"Ignorance of Scripture is ignorance of Christ." - Jerome

Tuesday, October 20, 2009

Putting my Bible Back Together

It is a cliche today to speak of the Bible as a coherent story, from Genesis to Revelation. But as I've said before, we may think of the Bible more through the lens of what is disunified rather than unified, especially between Old and New Testaments. The details of how we put the Bible together, however, is the real work of Biblical Theology. There have been multiple explanations that I have heard. What is the story about? Most will say "God" but we must be more specific than that when answering: What is the unifying narrative theme of the Bible?

Is it the Kingdom?

This is the first theme I heard when someone was trying to explain the Biblical Narrative. This sees the Bible as narrating the reign of God. This explanation, however, seems to not account for all the data. The goal of the preacher would be to declare God's Lordship, calling for obedience. But the Bible narrates so much disobedience and inability on the part of man. If the theme is God's Kingdom and God's giving man dominion, then most of the Bible is a narrative of the failure of that project.

"The movement of God towards man"

This answer was given by a professor I admire. I think this may be closer to the heart of the answer. However, it also seems to miss the narrative of man's flight from God. It is too vague.

History of Redemption

From Genesis 3 onward, man rebels. If God's kingdom was his only concern, he ought to have killed man in justice and started over with better subjects. If it is a general movement of God towards man, we can see this, but God was nearest man in Genesis. I think it is better to think of the narrative of the Bible as the history of redemption.

Genesis - man and God are in communion, but man sins.

Revelation - man is restored to an even better home and communion than the garden.

In between - the story of God's character revealed in love for His people through His Son ensues.

But how do we plug the details of the story into this narrative? A few books that have helped me:

Biblical Theology - Geerhardus Vos

Redemptive History and Biblical Interpretation (Essays) by Geerhardus Vos

Redemptive History and the New Testament by Herman Ridderbos

Paul: An Outline of His Theology by Herman Ridderbos

A History of the Work of Redemption by Jonathan Edwards


Andrew said...

I was going to answer with: God creating everything in communion with himself, and then after the fall, God restoring the communion / covenant by gradually expanding his covenant family. But that's basically just a more convoluted version of what you said with the Redemptive history thing.

Casey Klahn said...


Using the phrase, "Adam, where are you?" seems to me to be a good starting point.

I like the theme of redemption, but a more thorough idea would include God's relationship towards man in the larger sense. Is covenant a broader idea? Perhaps.

I'll have to say your professor whom you quote as saying, "The movement of God towards man," has a very compelling view. IMOHO, that might be a way of describing the essence of covenant.
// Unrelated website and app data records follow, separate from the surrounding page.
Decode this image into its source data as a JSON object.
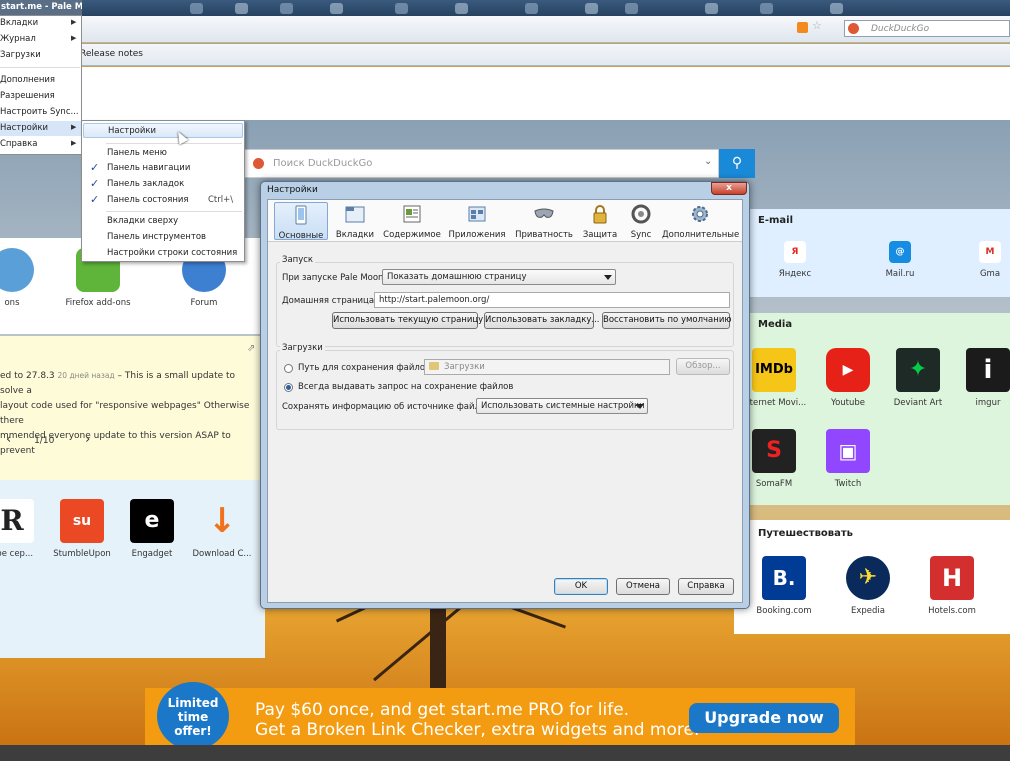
{
  "window": {
    "title": "start.me - Pale Moon",
    "websearch_placeholder": "DuckDuckGo",
    "bookmark_item": "Release notes"
  },
  "app_menu": {
    "items": [
      {
        "label": "Вкладки",
        "submenu": true
      },
      {
        "label": "Журнал",
        "submenu": true
      },
      {
        "label": "Загрузки",
        "submenu": false
      },
      {
        "label": "Дополнения",
        "submenu": false
      },
      {
        "label": "Разрешения",
        "submenu": false
      },
      {
        "label": "Настроить Sync...",
        "submenu": false
      },
      {
        "label": "Настройки",
        "submenu": true
      },
      {
        "label": "Справка",
        "submenu": true
      }
    ],
    "settings_submenu": {
      "settings": "Настройки",
      "menu_bar": "Панель меню",
      "nav_bar": "Панель навигации",
      "bookmarks_bar": "Панель закладок",
      "status_bar": "Панель состояния",
      "status_shortcut": "Ctrl+\\",
      "tabs_on_top": "Вкладки сверху",
      "toolbar_panel": "Панель инструментов",
      "status_bar_settings": "Настройки строки состояния"
    }
  },
  "startme": {
    "search_placeholder": "Поиск DuckDuckGo",
    "panel_left_1": {
      "tiles": [
        {
          "label": "ons",
          "icon": "globe-icon"
        },
        {
          "label": "Firefox add-ons",
          "icon": "puzzle-icon"
        },
        {
          "label": "Forum",
          "icon": "globe-icon"
        }
      ]
    },
    "news": {
      "lead": "ed to 27.8.3",
      "age": "20 дней назад",
      "line1": " – This is a small update to solve a",
      "line2": " layout code used for \"responsive webpages\" Otherwise there",
      "line3": "mmended everyone update to this version ASAP to prevent",
      "pager": "1/10",
      "prev": "‹",
      "next": "›"
    },
    "panel_left_2": {
      "tiles": [
        {
          "label": "ное сер...",
          "glyph": "R"
        },
        {
          "label": "StumbleUpon",
          "glyph": "su"
        },
        {
          "label": "Engadget",
          "glyph": "e"
        },
        {
          "label": "Download C...",
          "glyph": "↓"
        }
      ]
    },
    "email": {
      "title": "E-mail",
      "tiles": [
        {
          "label": "Яндекс",
          "glyph": "Я"
        },
        {
          "label": "Mail.ru",
          "glyph": "@"
        },
        {
          "label": "Gma",
          "glyph": "M"
        }
      ]
    },
    "media": {
      "title": "Media",
      "tiles": [
        {
          "label": "Internet Movi...",
          "glyph": "IMDb"
        },
        {
          "label": "Youtube",
          "glyph": "▶"
        },
        {
          "label": "Deviant Art",
          "glyph": "✦"
        },
        {
          "label": "imgur",
          "glyph": "i"
        },
        {
          "label": "SomaFM",
          "glyph": "S"
        },
        {
          "label": "Twitch",
          "glyph": "▣"
        }
      ]
    },
    "travel": {
      "title": "Путешествовать",
      "tiles": [
        {
          "label": "Booking.com",
          "glyph": "B."
        },
        {
          "label": "Expedia",
          "glyph": "✈"
        },
        {
          "label": "Hotels.com",
          "glyph": "H"
        }
      ]
    },
    "banner": {
      "badge": [
        "Limited",
        "time",
        "offer!"
      ],
      "line1": "Pay $60 once, and get start.me PRO for life.",
      "line2": "Get a Broken Link Checker, extra widgets and more.",
      "cta": "Upgrade now"
    }
  },
  "dialog": {
    "title": "Настройки",
    "close": "x",
    "panes": [
      {
        "label": "Основные",
        "selected": true,
        "icon": "general-icon"
      },
      {
        "label": "Вкладки",
        "selected": false,
        "icon": "tabs-icon"
      },
      {
        "label": "Содержимое",
        "selected": false,
        "icon": "content-icon"
      },
      {
        "label": "Приложения",
        "selected": false,
        "icon": "applications-icon"
      },
      {
        "label": "Приватность",
        "selected": false,
        "icon": "privacy-mask-icon"
      },
      {
        "label": "Защита",
        "selected": false,
        "icon": "lock-icon"
      },
      {
        "label": "Sync",
        "selected": false,
        "icon": "sync-icon"
      },
      {
        "label": "Дополнительные",
        "selected": false,
        "icon": "gear-icon"
      }
    ],
    "startup": {
      "group": "Запуск",
      "when_starts_label": "При запуске Pale Moon:",
      "when_starts_value": "Показать домашнюю страницу",
      "home_label": "Домашняя страница:",
      "home_value": "http://start.palemoon.org/",
      "btn_current": "Использовать текущую страницу",
      "btn_bookmark": "Использовать закладку...",
      "btn_default": "Восстановить по умолчанию"
    },
    "downloads": {
      "group": "Загрузки",
      "save_to_label": "Путь для сохранения файлов",
      "save_to_value": "Загрузки",
      "browse": "Обзор...",
      "always_ask": "Всегда выдавать запрос на сохранение файлов",
      "source_label": "Сохранять информацию об источнике файла:",
      "source_value": "Использовать системные настройки"
    },
    "buttons": {
      "ok": "OK",
      "cancel": "Отмена",
      "help": "Справка"
    }
  },
  "colors": {
    "accent": "#1a8ad8",
    "banner": "#f39c12",
    "titlebar": "#5a6e86"
  }
}
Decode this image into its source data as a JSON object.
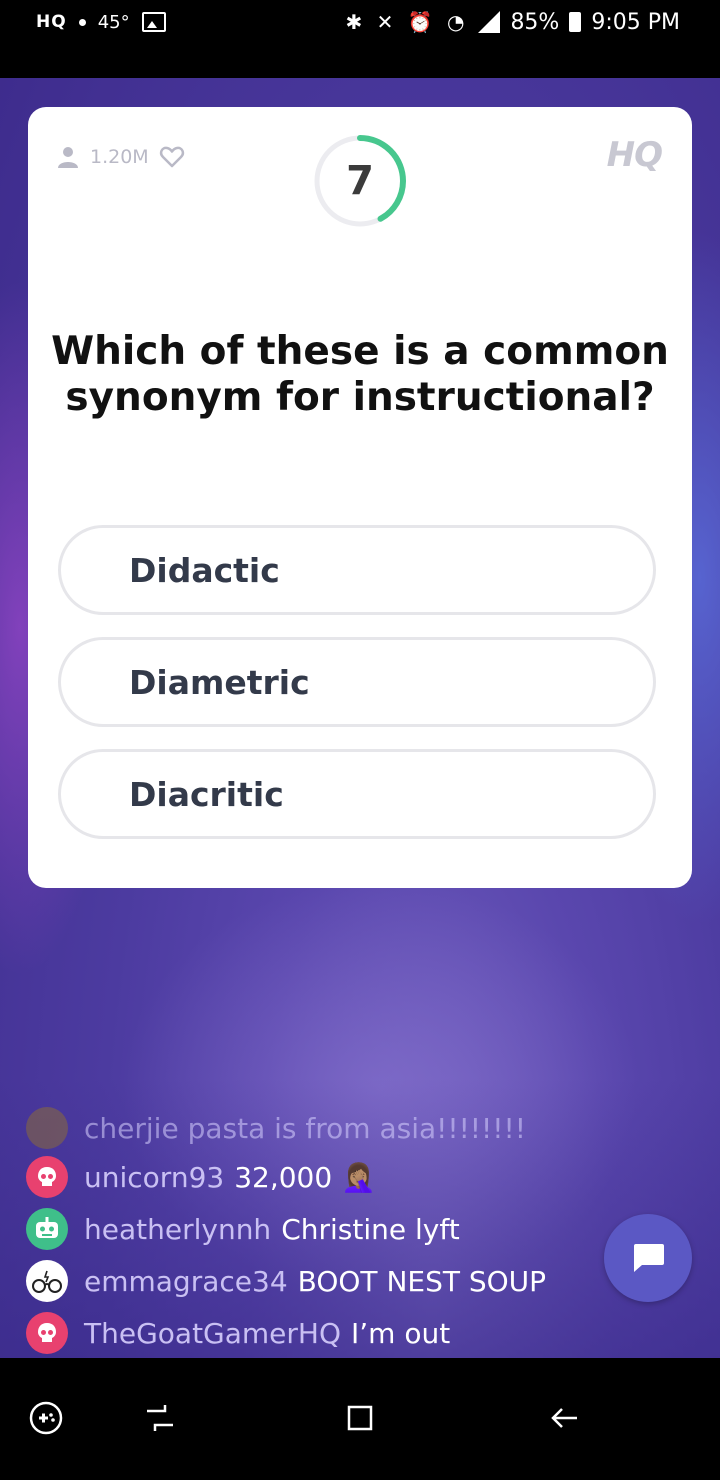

Jared Nelson said...

I don't think we have to choose between covenant and the history of redemption. God does move towards man, but to do what? Redeem him.

I would also see Redemption as broader than covenant. So, the fact that God interacts with man in covenant is the content (and context) to the broader theme of the history of redemption.

Casey Klahn said...

Redemption vs. covenant as a uniting theme of the scripture. Good argument and hard to draw a fine point, Jared. Good to talk about, though.

I think a unifying theme should be a thing which makes sense of each book of the Bible, in at least its far context. What makes one a canonical book vis-a-vis it's relationship to a unity of the whole?

This is why I reject the kingdom theme ( too dispensationalist, IMHO ). It is too broad - if the kingdom where the theme of the Bible, I would say that a few extra canonical works might fit better in the collection. But, they don't. I would rather test their unity in relationship to a theme of God and man.

BTW, I also reject (in humility) a description such as "history of redemption" because of the books that are other genres than history. Perhaps "story of redemption?" Just thinking out loud.


Casey Klahn said...

Excuse me, "if the kingdom were..."